Louise is correct that Paris is barring Tristan from being Romeo out of pique that he didn’t want to date her more than once. Paris does eventually give in and give the part of Romeo to Tristan, although she clearly doesn’t have much faith that he will stick with the project until the end (her lack of confidence in him turns out to be well-founded).

Ruth’s Chris Steakhouse

SOOKIE: ‘Fran’s Old Place’! It’ll be like Ruth’s Chris Steakhouse. People will be trying to figure out who Fran is.

Ruth’s Chris Steak House is a chain of over one hundred upscale steakhouses across the United States, Canada and Mexico. The original Chris Steakhouse was founded in New Orleans in 1927 by Chris Matulich. It was purchased in 1965 by divorced single mother Ruth Fertel, who needed money to send her sons to college.
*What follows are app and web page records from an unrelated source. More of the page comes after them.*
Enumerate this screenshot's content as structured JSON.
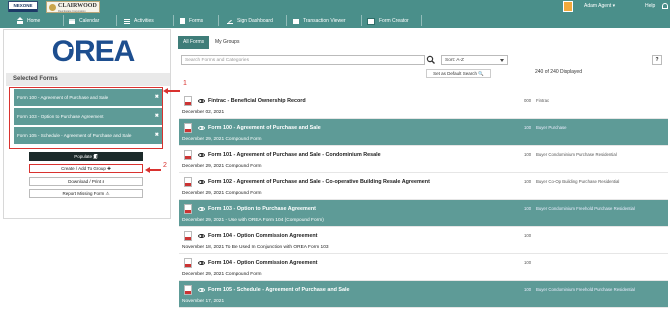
{
  "brand": {
    "nexone": "NEXONE",
    "clairwood": "CLAIRWOOD",
    "clairwood_tagline": "Real Estate Corporation",
    "orea": "OREA"
  },
  "nav": {
    "home": "Home",
    "calendar": "Calendar",
    "activities": "Activities",
    "forms": "Forms",
    "sign_dashboard": "Sign Dashboard",
    "transaction_viewer": "Transaction Viewer",
    "form_creator": "Form Creator",
    "agent": "Adam Agent ▾",
    "help": "Help"
  },
  "left_panel": {
    "selected_title": "Selected Forms",
    "selected_items": [
      {
        "label": "Form 100 - Agreement of Purchase and Sale",
        "close": "✖"
      },
      {
        "label": "Form 103 - Option to Purchase Agreement",
        "close": "✖"
      },
      {
        "label": "Form 105 - Schedule - Agreement of Purchase and Sale",
        "close": "✖"
      }
    ],
    "populate": "Populate 🗐",
    "create_add": "Create / Add To Group ✚",
    "download_print": "Download / Print ⭳",
    "report_missing": "Report Missing Form ⚠",
    "annotation_1": "1",
    "annotation_2": "2"
  },
  "right_panel": {
    "tabs": [
      "All Forms",
      "My Groups"
    ],
    "search_placeholder": "Search Forms and Categories",
    "sort_label": "Sort: A-Z",
    "default_search_btn": "Set as Default Search 🔍",
    "displayed": "240 of 240 Displayed",
    "help": "?"
  },
  "forms": [
    {
      "title": "Fintrac - Beneficial Ownership Record",
      "sub": "December 02, 2021",
      "num": "000",
      "tags": "Fintrac",
      "highlight": false
    },
    {
      "title": "Form 100 - Agreement of Purchase and Sale",
      "sub": "December 29, 2021    Compound Form",
      "num": "100",
      "tags": "Buyer   Purchase",
      "highlight": true
    },
    {
      "title": "Form 101 - Agreement of Purchase and Sale - Condominium Resale",
      "sub": "December 29, 2021    Compound Form",
      "num": "100",
      "tags": "Buyer   Condominium   Purchase   Residential",
      "highlight": false
    },
    {
      "title": "Form 102 - Agreement of Purchase and Sale - Co-operative Building Resale Agreement",
      "sub": "December 29, 2021    Compound Form",
      "num": "100",
      "tags": "Buyer   Co-Op Building   Purchase   Residential",
      "highlight": false
    },
    {
      "title": "Form 103 - Option to Purchase Agreement",
      "sub": "December 29, 2021    - Use with OREA Form 104 (Compound Form)",
      "num": "100",
      "tags": "Buyer   Condominium   Freehold   Purchase   Residential",
      "highlight": true
    },
    {
      "title": "Form 104 - Option Commission Agreement",
      "sub": "November 18, 2021    To Be Used In Conjunction with OREA Form 103",
      "num": "100",
      "tags": "",
      "highlight": false
    },
    {
      "title": "Form 104 - Option Commission Agreement",
      "sub": "December 29, 2021    Compound Form",
      "num": "100",
      "tags": "",
      "highlight": false
    },
    {
      "title": "Form 105 - Schedule - Agreement of Purchase and Sale",
      "sub": "November 17, 2021",
      "num": "100",
      "tags": "Buyer   Condominium   Freehold   Purchase   Residential",
      "highlight": true
    }
  ],
  "colors": {
    "nav_bg": "#4a8f8a",
    "highlight_row": "#5e9b97",
    "annotation_red": "#d9322f",
    "orea_blue": "#1d4e8f"
  }
}
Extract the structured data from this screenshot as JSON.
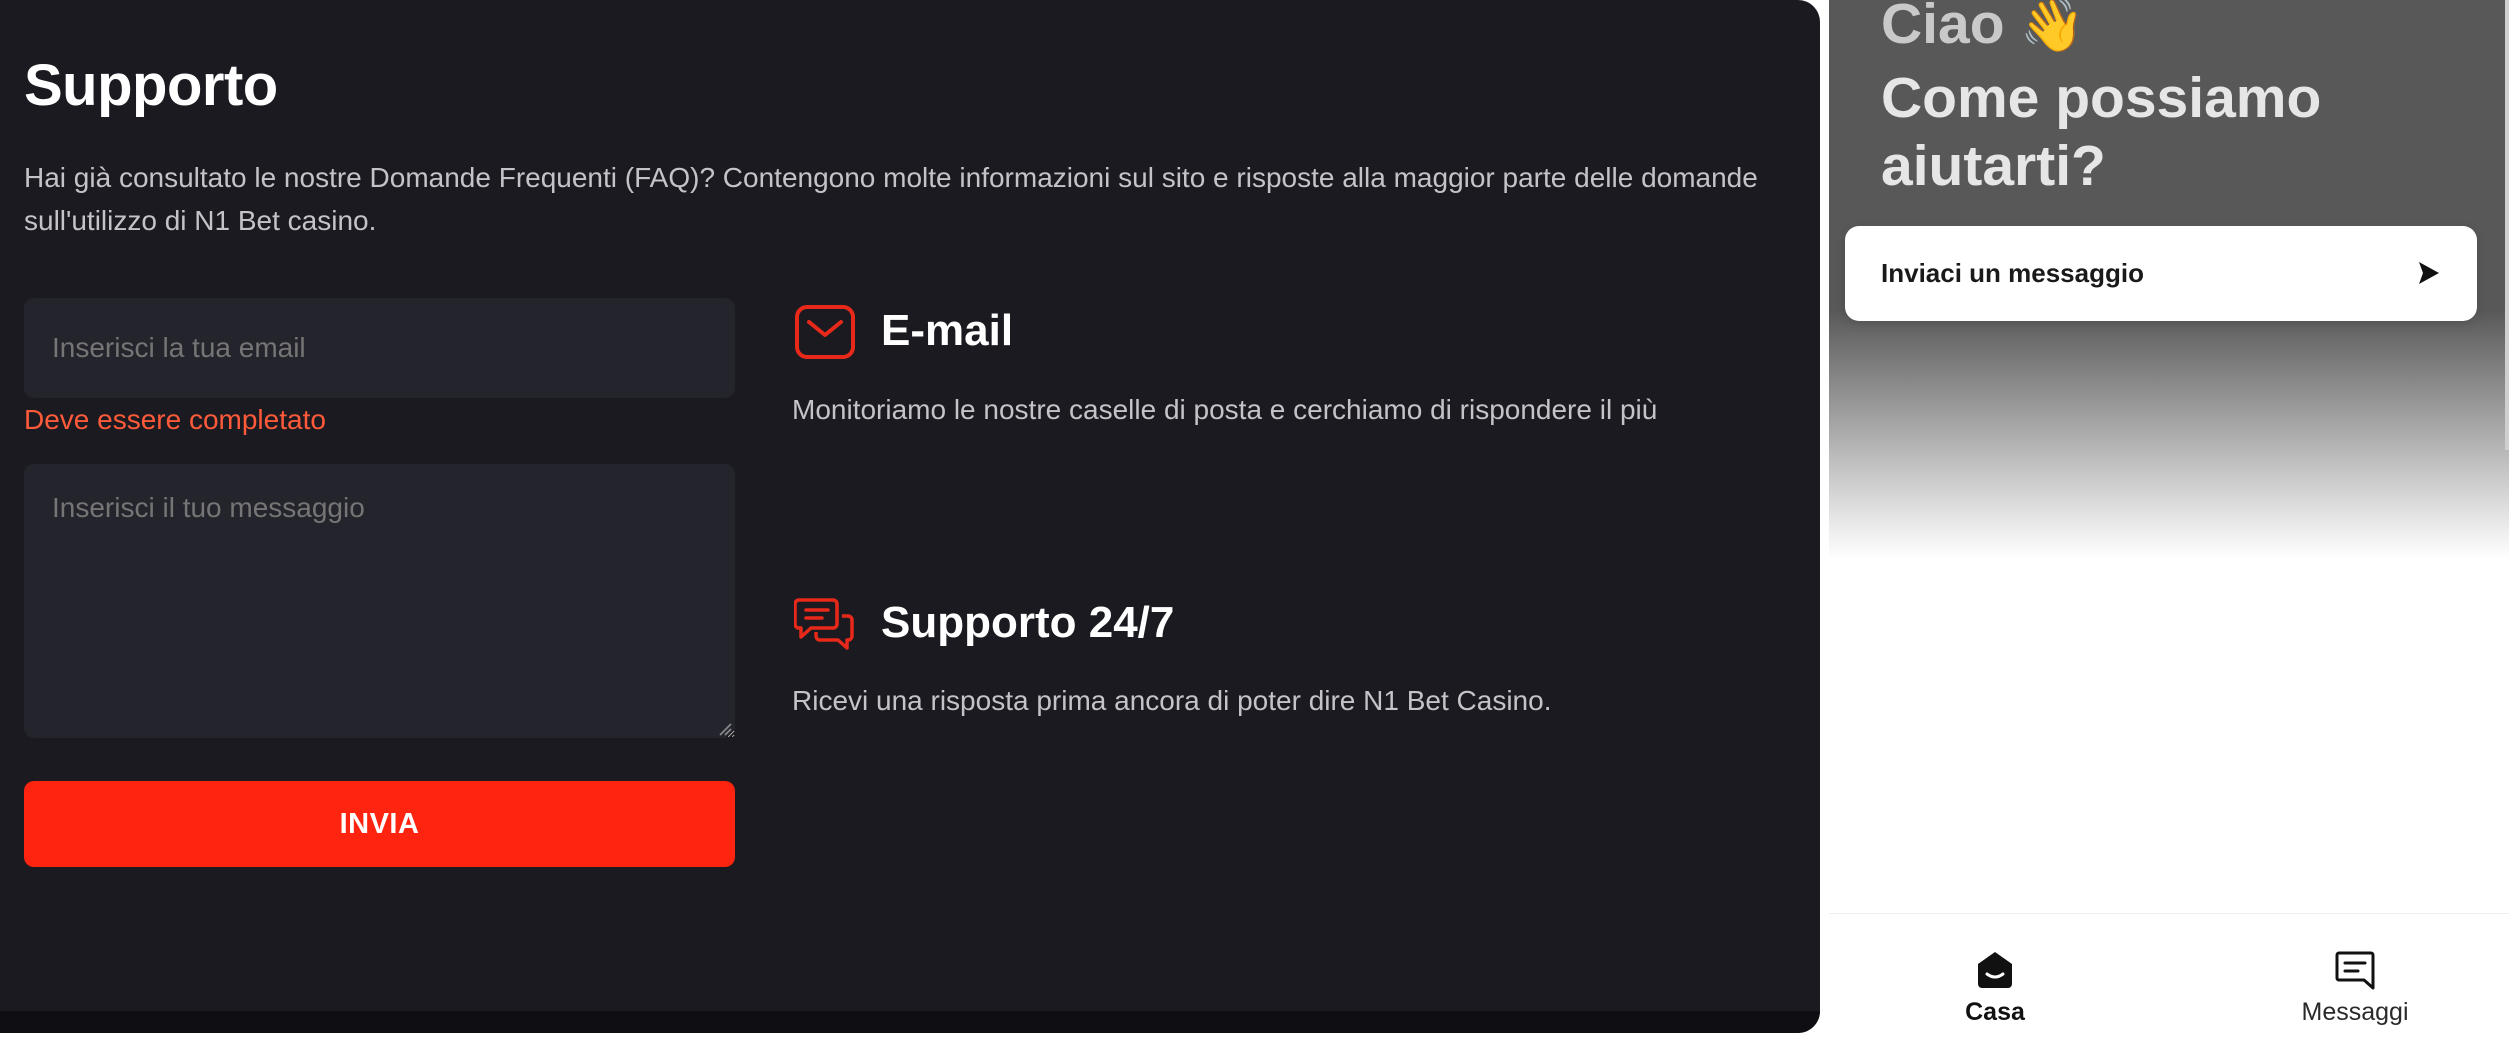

The name was changed to Ruth’s Chris Steakhouse in 1976 after a fire forced Fertel to move the restaurant to a new property. It allowed her to to keep some continuity, as she was legally not able to use the name Chris Steakhouse for any other locations than the original restaurant. Fertel admitted she always hated the name.

Note the similarities between Ruth and Lorelai – both struggling single mothers who need money for their children’s education. Both will even suffer the setback of a fire!

The Money Pit

MICHEL: How about ‘The Money Pit’?

In American slang, a “money pit” is any property, possession or business which takes up an increasingly large amount of money to maintain it – usually more than was foreseen or budgeted for.

Michel is possibly referencing the 1986 comedy film The Money Pit, starring Tom Hanks and Shelley Long as a couple struggling to renovate their recently bought house. It closely parallels the 1948 Cary Grant comedy, Mr Blandings Builds His Dream House, and received lukewarm reviews. The movie does have a happy ending, a possible foreshadowing that Lorelai and Sookie will have one too.

“Sing out, Louise”

RORY: I pledge myself to the Puffs, loyal I’ll always be …
FRANCIE: Sing out, Louise.

Francie is quoting from the 1962 musical comedy-drama film Gypsy, based on the 1959 stage musical, Gypsy: A Musical Fable, adapted from the 1957 autobiography Gypsy: A Memoir by burlesque entertainer Gypsy Rose Lee.

The film is about a domineering stage mother named Rose Hovick (Rosalind Russell), who drags her beautiful, gifted daughter June, and June’s shy, less-talented older sister Louise (Natalie Wood) around the country in her efforts to get them noticed. When June rebels and elopes, all of Rose’s efforts are poured into the seemingly impossible task of making Louise a star.

In the film (or the musical, originally starring Ethel Merman as Mama Rose), Rose makes her entrance by shouting, “Sing out, Louise!”, during her daughter’s audition. Francie is likewise encouraging the mumbling Rory to speak up while she recites her pledge.

In the film, the awkward Louise unexpectedly finds success as a burlesque star under the name Gypsy Rose Lee, which is what allows her freedom from her mother at last – a hint that shy Rory will find her own way to escape Francie’s clutches.

Dancing

Lorelai and Chris dance together beautifully, symbolically showing that they have sexual compatibility. See how happy they look together, enjoying each other’s physicality and natural playfulness, while Miss Patty presides over them approvingly.

In contrast, Rory and Dean dance awkwardly together, looking nervous and unsure of themselves. It suggests that they are not sexually fluent, being inexperienced teenagers, and is perhaps a sign that there is something lacking in Rory and Dean’s relationship. Tellingly, Miss Patty worried that Rory might hurt Dean with her bad dancing – a foreshadowing of the pain she will cause him.